**TASK DETAILS**
Output each line of the listing exactly, though pictures are not to appear.

**INFORMATION SUPPLIED**
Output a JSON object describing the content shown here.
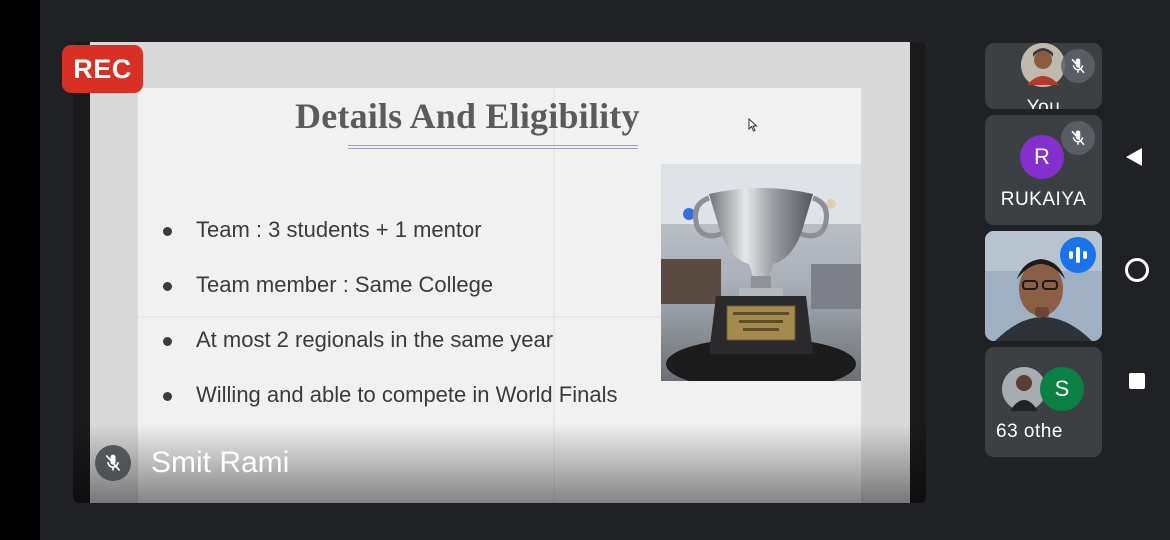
{
  "recording": {
    "label": "REC",
    "color": "#d93025"
  },
  "presentation": {
    "presenter_name": "Smit Rami",
    "slide": {
      "title": "Details And Eligibility",
      "bullets": [
        "Team :  3 students + 1 mentor",
        "Team member  :  Same College",
        "At most 2 regionals in the same year",
        "Willing and able to compete in World Finals"
      ],
      "image_icon": "trophy-photo"
    }
  },
  "participants": [
    {
      "label": "You",
      "muted": true,
      "avatar_icon": "user-photo"
    },
    {
      "label": "RUKAIYA",
      "initial": "R",
      "avatar_color": "#8430ce",
      "muted": true
    },
    {
      "label": "",
      "speaking": true,
      "avatar_icon": "camera-video"
    },
    {
      "label": "63 othe",
      "initial": "S",
      "avatar_color": "#0b8043",
      "avatar_icon": "user-photo"
    }
  ],
  "nav": {
    "back_icon": "back-triangle-icon",
    "home_icon": "home-circle-icon",
    "recent_icon": "recents-square-icon"
  }
}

**SOLUTION TO THE PROBLEM**
Output a JSON object describing the content shown here.
{
  "recording": {
    "label": "REC",
    "color": "#d93025"
  },
  "presentation": {
    "presenter_name": "Smit Rami",
    "slide": {
      "title": "Details And Eligibility",
      "bullets": [
        "Team :  3 students + 1 mentor",
        "Team member  :  Same College",
        "At most 2 regionals in the same year",
        "Willing and able to compete in World Finals"
      ],
      "image_icon": "trophy-photo"
    }
  },
  "participants": [
    {
      "label": "You",
      "muted": true,
      "avatar_icon": "user-photo"
    },
    {
      "label": "RUKAIYA",
      "initial": "R",
      "avatar_color": "#8430ce",
      "muted": true
    },
    {
      "label": "",
      "speaking": true,
      "avatar_icon": "camera-video"
    },
    {
      "label": "63 othe",
      "initial": "S",
      "avatar_color": "#0b8043",
      "avatar_icon": "user-photo"
    }
  ],
  "nav": {
    "back_icon": "back-triangle-icon",
    "home_icon": "home-circle-icon",
    "recent_icon": "recents-square-icon"
  }
}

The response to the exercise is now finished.